According to the National Institute of Neurological Disorders and Stroke, “Tourette Syndrome (TS) is a neurological disorder characterized by sudden, repetitive, rapid, and unwanted movements or vocal sounds called tics.” Currently, there is no cure for the condition.

Various treatments for Tourette Syndrome exist, with common ones being dopamine blockers, Botox injections, ADHD medications, anti-depressants, and anti-seizure medications. All of those treatments can yield possible undesirable side effects. Fortunately, a recent study in Israel found that cannabis may help. Below is more information about it via a news release from NORML:

Tel Aviv, Israel: Patients with Tourette syndrome (TS) report that cannabis inhalation is associated with sustained improvements in their symptoms, according to data published in the journal Cannabis and Cannabinoid Research.

Israeli researchers assessed the long-term use of cannabis in 25 patients suffering from Gilles de la Tourette Syndrome. On average, patients in the study consumed cannabis for a period of four years, with some participants having used cannabis for up to nine years.

Patients reported sustained benefits in the management of TS and other comorbidities. Most subjects gradually increased their daily THC intake over time.

“Patients using MC [medical cannabis] reported an average 75 percent tic reduction compared with baseline,” authors determined. “A significant effect on comorbid conditions was [also] noted,” with 92 percent of subjects reporting reduced restlessness, 88 percent reporting improved mood, 84 percent reporting better sleep, and 75 percent reporting reduced anxiety.”

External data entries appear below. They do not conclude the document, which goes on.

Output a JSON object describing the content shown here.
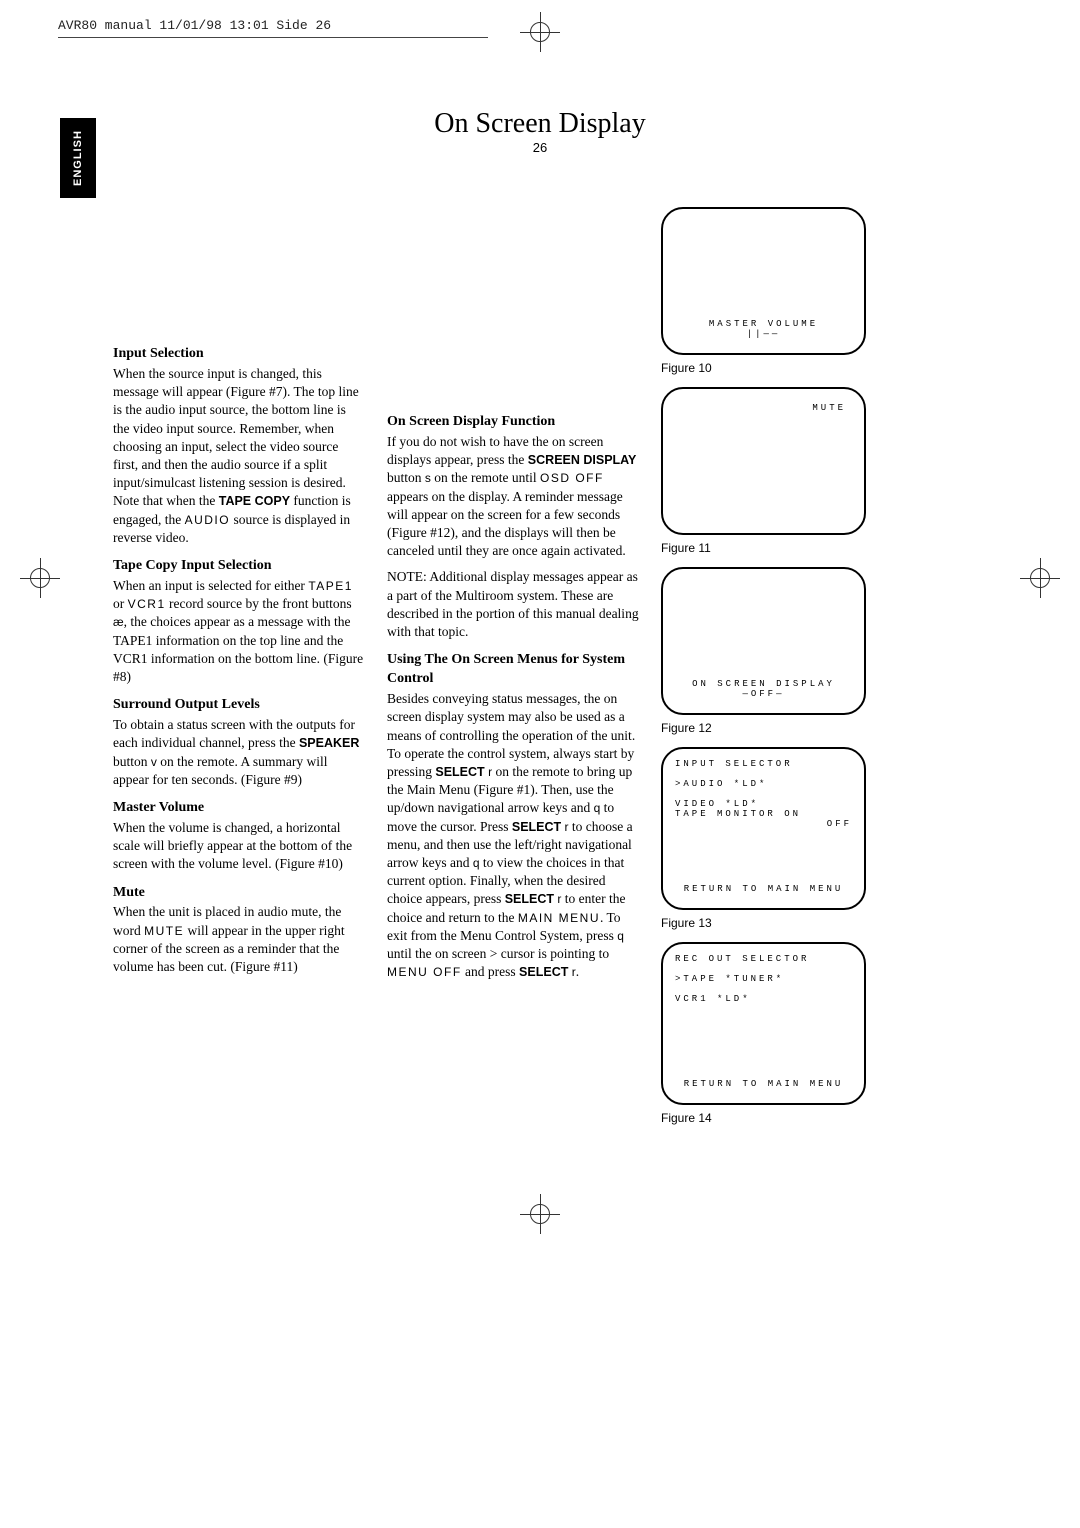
{
  "print_header": "AVR80 manual  11/01/98 13:01  Side 26",
  "language_tab": "ENGLISH",
  "page_title": "On Screen Display",
  "page_number": "26",
  "col1": {
    "h1": "Input Selection",
    "p1_a": "When the source input is changed, this message will appear (Figure #7). The top line is the audio input source, the bottom line is the video input source. Remember, when choosing an input, select the video source first, and then the audio source if a split input/simulcast listening session is desired. Note that when the ",
    "p1_bold1": "TAPE COPY",
    "p1_b": " function is engaged, the ",
    "p1_mono1": "AUDIO",
    "p1_c": " source is displayed in reverse video.",
    "h2": "Tape Copy Input Selection",
    "p2_a": "When an input is selected for either ",
    "p2_m1": "TAPE1",
    "p2_b": " or ",
    "p2_m2": "VCR1",
    "p2_c": " record source by the front buttons ",
    "p2_i1": "æ",
    "p2_d": ", the choices appear as a message with the TAPE1 information on the top line and the VCR1 information on the bottom line. (Figure #8)",
    "h3": "Surround Output Levels",
    "p3_a": "To obtain a status screen with the outputs for each individual channel, press the ",
    "p3_bold1": "SPEAKER",
    "p3_b": " button ",
    "p3_i1": "v",
    "p3_c": " on the remote. A summary will appear for ten seconds. (Figure #9)",
    "h4": "Master Volume",
    "p4": "When the volume is changed, a horizontal scale will briefly appear at the bottom of the screen with the volume level. (Figure #10)",
    "h5": "Mute",
    "p5_a": "When the unit is placed in audio mute, the word ",
    "p5_m1": "MUTE",
    "p5_b": " will appear in the upper right corner of the screen as a reminder that the volume has been cut. (Figure #11)"
  },
  "col2": {
    "h1": "On Screen Display Function",
    "p1_a": "If you do not wish to have the on screen displays appear, press the ",
    "p1_bold1": "SCREEN DISPLAY",
    "p1_b": " button ",
    "p1_i1": "s",
    "p1_c": " on the remote until ",
    "p1_m1": "OSD OFF",
    "p1_d": " appears on the display. A reminder message will appear on the screen for a few seconds (Figure #12), and the displays will then be canceled until they are once again activated.",
    "p2": "NOTE: Additional display messages appear as a part of the Multiroom system. These are described in the portion of this manual dealing with that topic.",
    "h2": "Using The On Screen Menus for System Control",
    "p3_a": "Besides conveying status messages, the on screen display system may also be used as a means of controlling the operation of the unit. To operate the control system, always start by pressing ",
    "p3_bold1": "SELECT",
    "p3_i1": "r",
    "p3_b": " on the remote to bring up the Main Menu (Figure #1). Then, use the up/down navigational arrow keys ",
    "p3_i2": " and ",
    "p3_i3": "q",
    "p3_c": " to move the cursor. Press ",
    "p3_bold2": "SELECT",
    "p3_i4": "r",
    "p3_d": " to choose a menu, and then use the left/right navigational arrow keys ",
    "p3_i5": " and ",
    "p3_i6": "q",
    "p3_e": " to view the choices in that current option. Finally, when the desired choice appears, press ",
    "p3_bold3": "SELECT",
    "p3_i7": "r",
    "p3_f": " to enter the choice and return to the ",
    "p3_m1": "MAIN MENU",
    "p3_g": ". To exit from the Menu Control System, press ",
    "p3_i8": "q",
    "p3_h": " until the on screen ",
    "p3_gt": ">",
    "p3_i": " cursor is pointing to ",
    "p3_m2": "MENU OFF",
    "p3_j": " and press ",
    "p3_bold4": "SELECT",
    "p3_i9": "r",
    "p3_k": "."
  },
  "figures": {
    "f10": {
      "line1": "MASTER VOLUME",
      "line2": "||——",
      "label": "Figure 10"
    },
    "f11": {
      "line1": "MUTE",
      "label": "Figure 11"
    },
    "f12": {
      "line1": "ON SCREEN DISPLAY",
      "line2": "—OFF—",
      "label": "Figure 12"
    },
    "f13": {
      "l1": "INPUT SELECTOR",
      "l2": ">AUDIO *LD*",
      "l3": " VIDEO *LD*",
      "l4": " TAPE MONITOR  ON",
      "l5": "                OFF",
      "l6": "RETURN TO MAIN MENU",
      "label": "Figure 13"
    },
    "f14": {
      "l1": "REC OUT SELECTOR",
      "l2": ">TAPE *TUNER*",
      "l3": " VCR1 *LD*",
      "l6": "RETURN TO MAIN MENU",
      "label": "Figure 14"
    }
  }
}
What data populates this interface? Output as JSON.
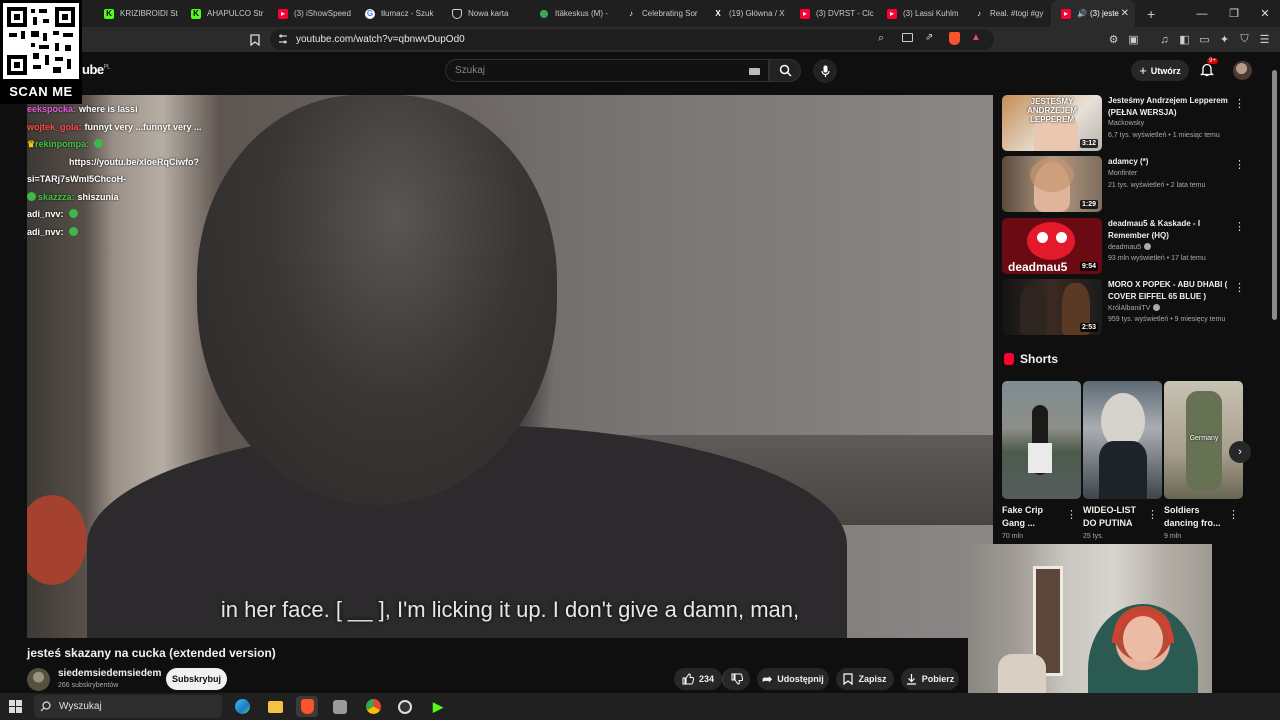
{
  "tabs": [
    {
      "label": "KRIZIBROIDI St",
      "color": "#53fc18"
    },
    {
      "label": "AHAPULCO Str",
      "color": "#53fc18"
    },
    {
      "label": "(3) iShowSpeed",
      "color": "#ff0033"
    },
    {
      "label": "tłumacz - Szuk",
      "color": "#dddddd"
    },
    {
      "label": "Nowa karta",
      "color": "#dddddd"
    },
    {
      "label": "Itäkeskus (M) -",
      "color": "#34a853"
    },
    {
      "label": "Celebrating Sor",
      "color": "#dddddd"
    },
    {
      "label": "(19) Główna / X",
      "color": "#dddddd"
    },
    {
      "label": "(3) DVRST - Clc",
      "color": "#ff0033"
    },
    {
      "label": "(3) Lassi Kuhlm",
      "color": "#ff0033"
    },
    {
      "label": "Real. #togi #gy",
      "color": "#dddddd"
    },
    {
      "label": "(3) jeste",
      "color": "#ff0033"
    }
  ],
  "address": {
    "url": "youtube.com/watch?v=qbnwvDupOd0"
  },
  "qr": {
    "label": "SCAN ME"
  },
  "header": {
    "logo": "ube",
    "region": "PL",
    "search_placeholder": "Szukaj",
    "create_label": "Utwórz",
    "notif_count": "9+"
  },
  "chat": [
    {
      "user": "eekspocka:",
      "text": "where is lassi",
      "color": "#e05bd9"
    },
    {
      "user": "wojtek_gola:",
      "text": "funnyt very ...funnyt very ...",
      "color": "#ff4a4a"
    },
    {
      "user": "rekinpompa:",
      "text": "",
      "color": "#41c440"
    },
    {
      "user": "",
      "text": "https://youtu.be/xloeRqCiwfo?",
      "color": "#ffffff"
    },
    {
      "user": "",
      "text": "si=TARj7sWmI5ChcoH-",
      "color": "#ffffff"
    },
    {
      "user": "skazzza:",
      "text": "shiszunia",
      "color": "#41c440"
    },
    {
      "user": "adi_nvv:",
      "text": "",
      "color": "#ffffff"
    },
    {
      "user": "adi_nvv:",
      "text": "",
      "color": "#ffffff"
    }
  ],
  "video": {
    "subtitle": "in her face. [ __ ], I'm licking it up. I don't give a damn, man,",
    "title": "jesteś skazany na cucka (extended version)"
  },
  "channel": {
    "name": "siedemsiedemsiedem",
    "subs": "266 subskrybentów",
    "subscribe_label": "Subskrybuj"
  },
  "actions": {
    "likes": "234",
    "share": "Udostępnij",
    "save": "Zapisz",
    "download": "Pobierz"
  },
  "recommendations": [
    {
      "title": "Jesteśmy Andrzejem Lepperem (PEŁNA WERSJA)",
      "channel": "Maćkowsky",
      "meta": "6,7 tys. wyświetleń • 1 miesiąc temu",
      "duration": "3:12",
      "verified": false,
      "thumb_text": "JESTEŚMY ANDRZEJEM LEPPEREM"
    },
    {
      "title": "adamcy (*)",
      "channel": "Monfinter",
      "meta": "21 tys. wyświetleń • 2 lata temu",
      "duration": "1:29",
      "verified": false
    },
    {
      "title": "deadmau5 & Kaskade - I Remember (HQ)",
      "channel": "deadmau5",
      "meta": "93 mln wyświetleń • 17 lat temu",
      "duration": "9:54",
      "verified": true,
      "thumb_text": "deadmau5"
    },
    {
      "title": "MORO X POPEK - ABU DHABI ( COVER EIFFEL 65 BLUE )",
      "channel": "KrólAlbaniiTV",
      "meta": "959 tys. wyświetleń • 9 miesięcy temu",
      "duration": "2:53",
      "verified": true
    }
  ],
  "shorts": {
    "heading": "Shorts",
    "items": [
      {
        "title": "Fake Crip Gang ...",
        "views": "70 mln"
      },
      {
        "title": "WIDEO-LIST DO PUTINA",
        "views": "25 tys."
      },
      {
        "title": "Soldiers dancing fro...",
        "views": "9 mln",
        "thumb_text": "Germany"
      }
    ]
  },
  "taskbar": {
    "search_label": "Wyszukaj"
  }
}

Authors concluded: “A subset of people with GTS report long-term significant benefit from continuous MC use with no disturbing side effects; however, they required escalating doses of THC over the years. Additional studies are required to test for objective improvement and for biological reasons that may explain dose escalation.”

Separate data published earlier this year reported that TS patients exhibit short-term improvements in their health-related quality of life as well as reductions in their use of prescription medications following cannabis treatment

Full text of the study, “Licensed medical cannabis use in Gilles de la Tourette syndrome: A retrospective long-term follow-up,” appears in Cannabis and Cannabinoid ResearchAdditional information on cannabinoids and TS is available from NORML’s publicationClinical Applications for Cannabis and Cannabinoids.